(Element data from apps and pages)

»»

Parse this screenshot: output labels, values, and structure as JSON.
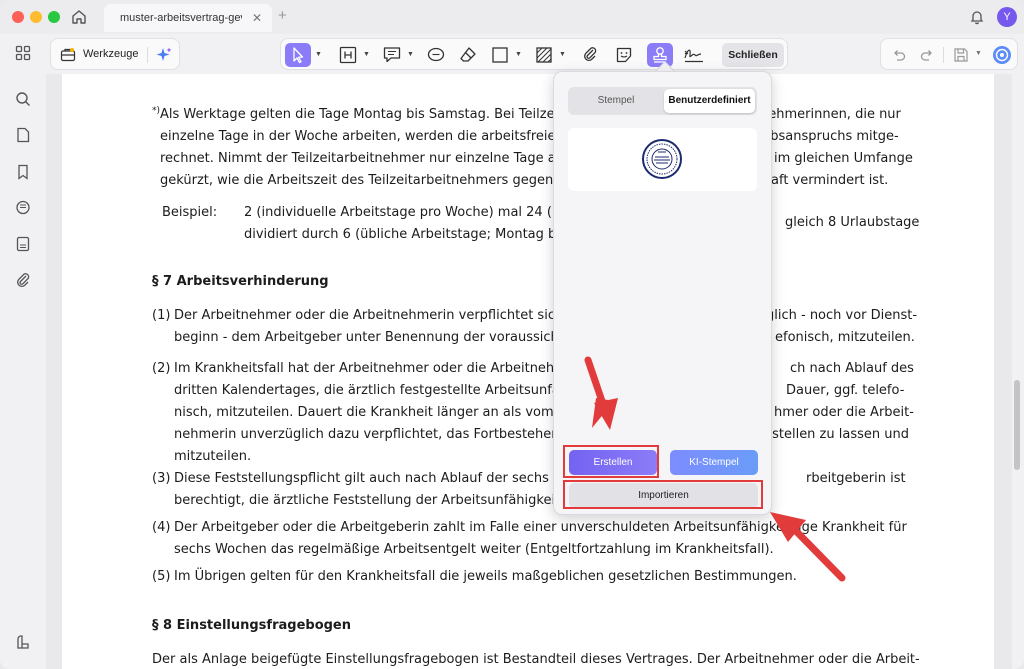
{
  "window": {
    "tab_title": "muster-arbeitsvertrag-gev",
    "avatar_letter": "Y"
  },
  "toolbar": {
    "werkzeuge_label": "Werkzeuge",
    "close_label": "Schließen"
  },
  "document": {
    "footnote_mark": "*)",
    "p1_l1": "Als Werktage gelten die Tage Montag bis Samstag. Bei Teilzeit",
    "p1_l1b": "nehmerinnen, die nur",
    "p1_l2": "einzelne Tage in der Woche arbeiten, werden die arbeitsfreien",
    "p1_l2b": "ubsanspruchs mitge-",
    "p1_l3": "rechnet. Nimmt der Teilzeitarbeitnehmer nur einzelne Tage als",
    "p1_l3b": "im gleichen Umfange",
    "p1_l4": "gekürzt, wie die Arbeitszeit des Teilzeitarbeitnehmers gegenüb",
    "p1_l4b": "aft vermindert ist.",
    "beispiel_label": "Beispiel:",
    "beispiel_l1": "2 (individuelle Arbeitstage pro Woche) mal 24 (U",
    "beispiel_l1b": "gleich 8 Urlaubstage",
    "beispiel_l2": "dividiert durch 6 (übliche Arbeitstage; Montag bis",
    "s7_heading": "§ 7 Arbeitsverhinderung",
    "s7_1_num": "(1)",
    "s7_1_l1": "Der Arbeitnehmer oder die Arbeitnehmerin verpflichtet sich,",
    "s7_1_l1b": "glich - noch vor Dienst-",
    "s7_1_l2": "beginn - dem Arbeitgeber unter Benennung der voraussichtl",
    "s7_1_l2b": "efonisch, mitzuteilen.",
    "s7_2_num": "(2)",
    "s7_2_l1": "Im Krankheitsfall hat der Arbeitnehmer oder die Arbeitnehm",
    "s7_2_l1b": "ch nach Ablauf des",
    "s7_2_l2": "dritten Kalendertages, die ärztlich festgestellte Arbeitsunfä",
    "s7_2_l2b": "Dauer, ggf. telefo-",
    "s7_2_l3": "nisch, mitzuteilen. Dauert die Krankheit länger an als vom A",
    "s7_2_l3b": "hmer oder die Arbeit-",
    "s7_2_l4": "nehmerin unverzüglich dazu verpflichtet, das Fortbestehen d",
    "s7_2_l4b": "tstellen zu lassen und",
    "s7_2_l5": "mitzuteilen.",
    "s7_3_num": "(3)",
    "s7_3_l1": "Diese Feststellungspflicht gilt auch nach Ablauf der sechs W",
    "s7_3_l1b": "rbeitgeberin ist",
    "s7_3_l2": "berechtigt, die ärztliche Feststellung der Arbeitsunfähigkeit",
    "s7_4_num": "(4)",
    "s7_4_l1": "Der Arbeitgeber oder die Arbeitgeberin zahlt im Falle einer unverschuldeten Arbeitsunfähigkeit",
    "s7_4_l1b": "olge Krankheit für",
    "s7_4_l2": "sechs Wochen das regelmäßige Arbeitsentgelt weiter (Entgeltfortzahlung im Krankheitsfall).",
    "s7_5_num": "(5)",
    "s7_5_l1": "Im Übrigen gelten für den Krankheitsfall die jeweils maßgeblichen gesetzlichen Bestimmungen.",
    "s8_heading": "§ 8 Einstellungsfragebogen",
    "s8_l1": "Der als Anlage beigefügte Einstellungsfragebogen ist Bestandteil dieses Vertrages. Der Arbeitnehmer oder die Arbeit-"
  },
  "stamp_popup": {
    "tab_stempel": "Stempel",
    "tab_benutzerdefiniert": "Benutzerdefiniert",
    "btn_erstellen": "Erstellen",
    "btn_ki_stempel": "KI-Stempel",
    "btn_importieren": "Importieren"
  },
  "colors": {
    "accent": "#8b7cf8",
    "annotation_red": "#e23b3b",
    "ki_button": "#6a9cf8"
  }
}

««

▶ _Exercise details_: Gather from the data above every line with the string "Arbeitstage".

▶ _Response to the task_:
    "beispiel_l1": "2 (individuelle Arbeitstage pro Woche) mal 24 (U",
    "beispiel_l2": "dividiert durch 6 (übliche Arbeitstage; Montag bis",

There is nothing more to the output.